Raw data:
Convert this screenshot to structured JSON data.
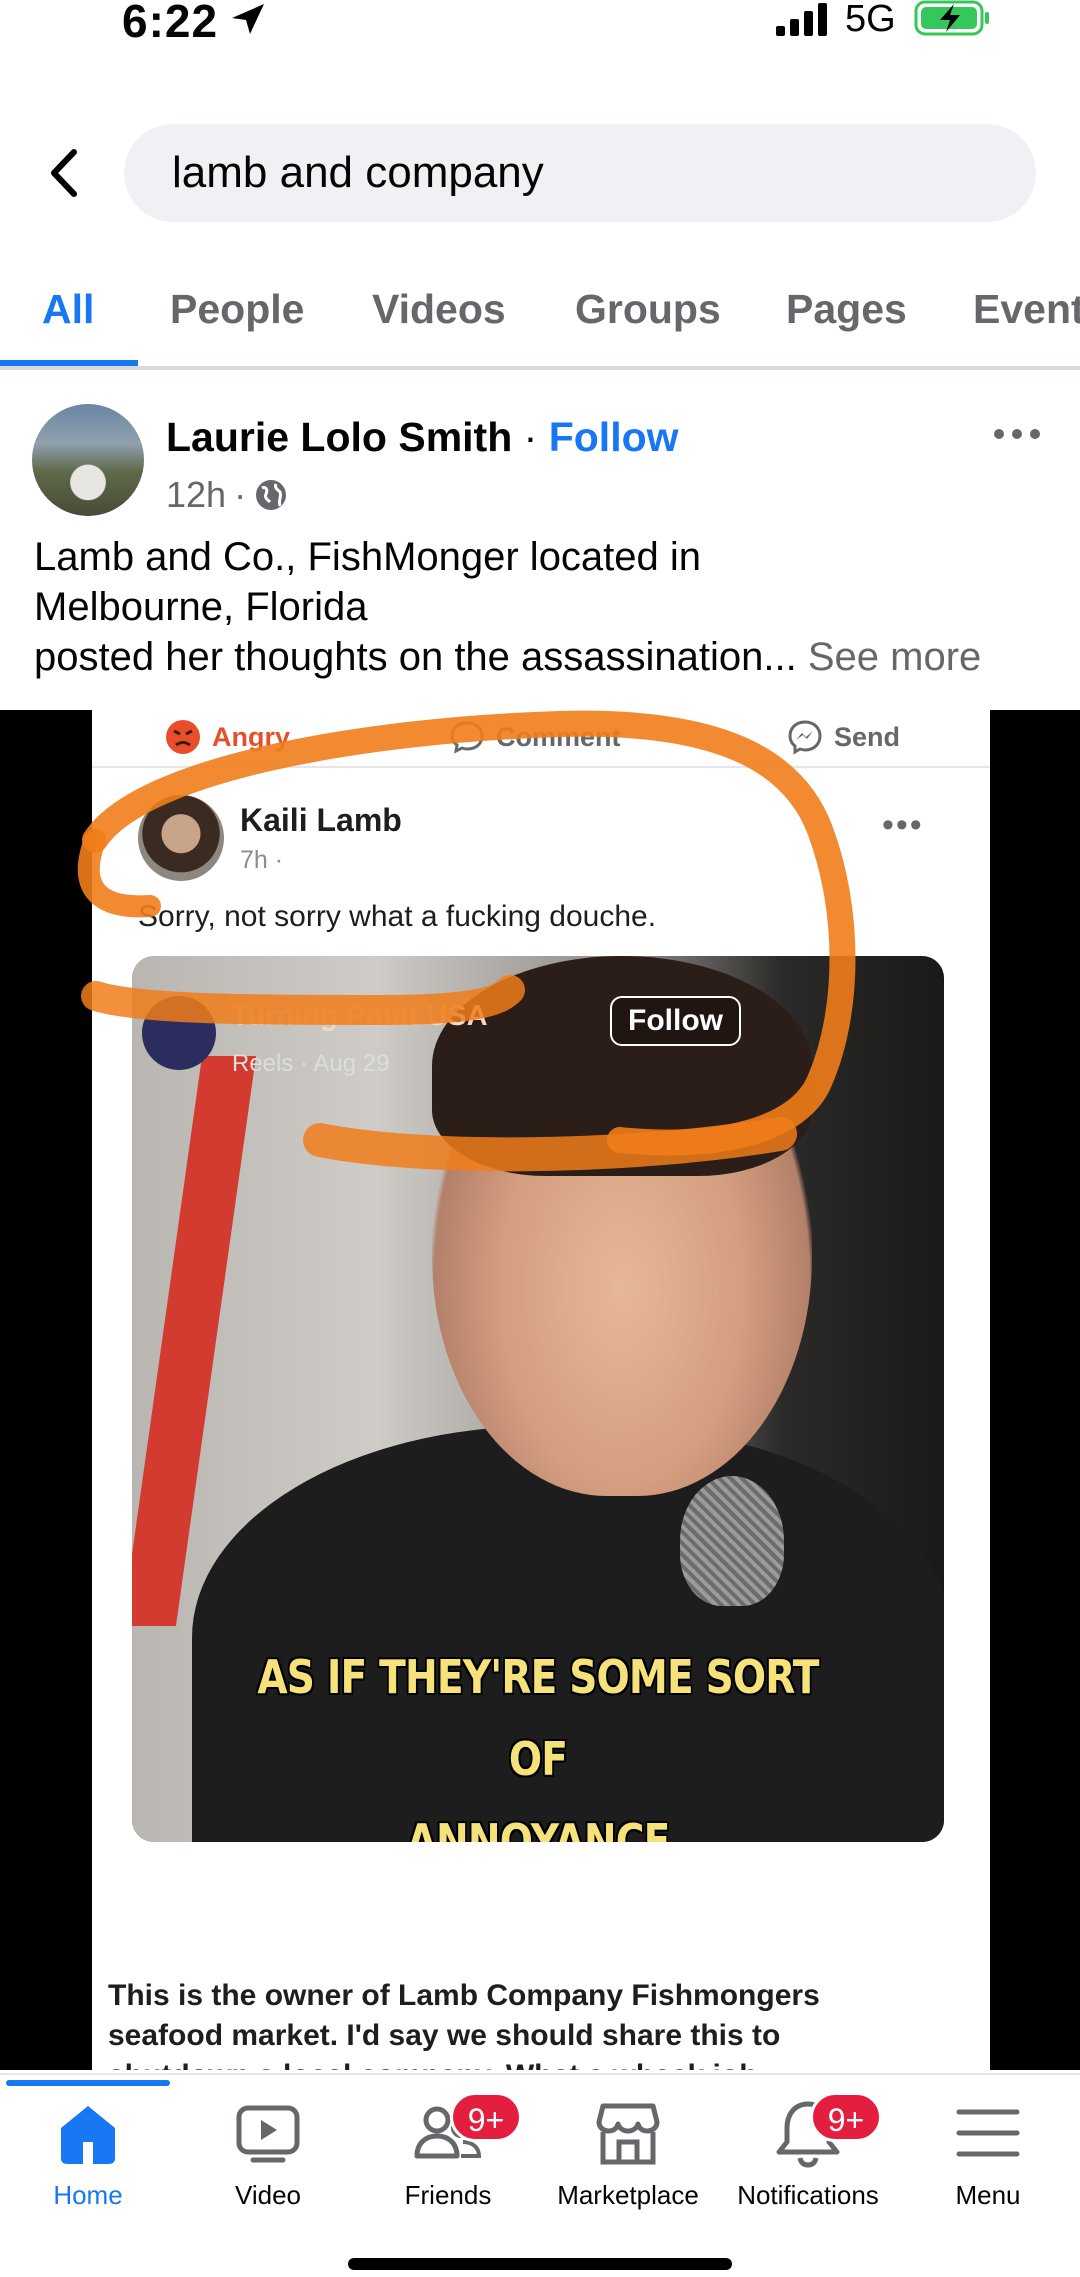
{
  "status_bar": {
    "time": "6:22",
    "network": "5G"
  },
  "search": {
    "query": "lamb and company"
  },
  "tabs": [
    {
      "label": "All",
      "active": true
    },
    {
      "label": "People"
    },
    {
      "label": "Videos"
    },
    {
      "label": "Groups"
    },
    {
      "label": "Pages"
    },
    {
      "label": "Event"
    }
  ],
  "post": {
    "author": "Laurie Lolo Smith",
    "separator": "·",
    "follow_label": "Follow",
    "time": "12h",
    "text_line1": "Lamb and Co., FishMonger located in",
    "text_line2": "Melbourne, Florida",
    "text_line3": "posted her thoughts on the assassination...",
    "see_more": "See more"
  },
  "embedded_screenshot": {
    "react_angry": "Angry",
    "react_comment": "Comment",
    "react_send": "Send",
    "name": "Kaili Lamb",
    "time": "7h ·",
    "caption": "Sorry, not sorry what a fucking douche.",
    "video_page": "Turning Point USA",
    "video_meta": "Reels · Aug 29",
    "video_follow": "Follow",
    "subtitle_line1": "AS IF THEY'RE SOME SORT OF",
    "subtitle_line2": "ANNOYANCE",
    "bottom_line1": "This is the owner of Lamb Company Fishmongers",
    "bottom_line2": "seafood market.  I'd say we should share this to",
    "bottom_line3": "shutdown a local company. What a whack job"
  },
  "bottom_nav": [
    {
      "label": "Home",
      "icon": "home-icon",
      "active": true
    },
    {
      "label": "Video",
      "icon": "video-icon"
    },
    {
      "label": "Friends",
      "icon": "friends-icon",
      "badge": "9+"
    },
    {
      "label": "Marketplace",
      "icon": "marketplace-icon"
    },
    {
      "label": "Notifications",
      "icon": "bell-icon",
      "badge": "9+"
    },
    {
      "label": "Menu",
      "icon": "menu-icon"
    }
  ],
  "colors": {
    "accent": "#1877f2",
    "badge": "#e41e3f",
    "annotation": "#f07d1a"
  }
}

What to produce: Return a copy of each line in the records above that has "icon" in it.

Exercise answer:
      "icon": "home-icon",
      "icon": "video-icon"
      "icon": "friends-icon",
      "icon": "marketplace-icon"
      "icon": "bell-icon",
      "icon": "menu-icon"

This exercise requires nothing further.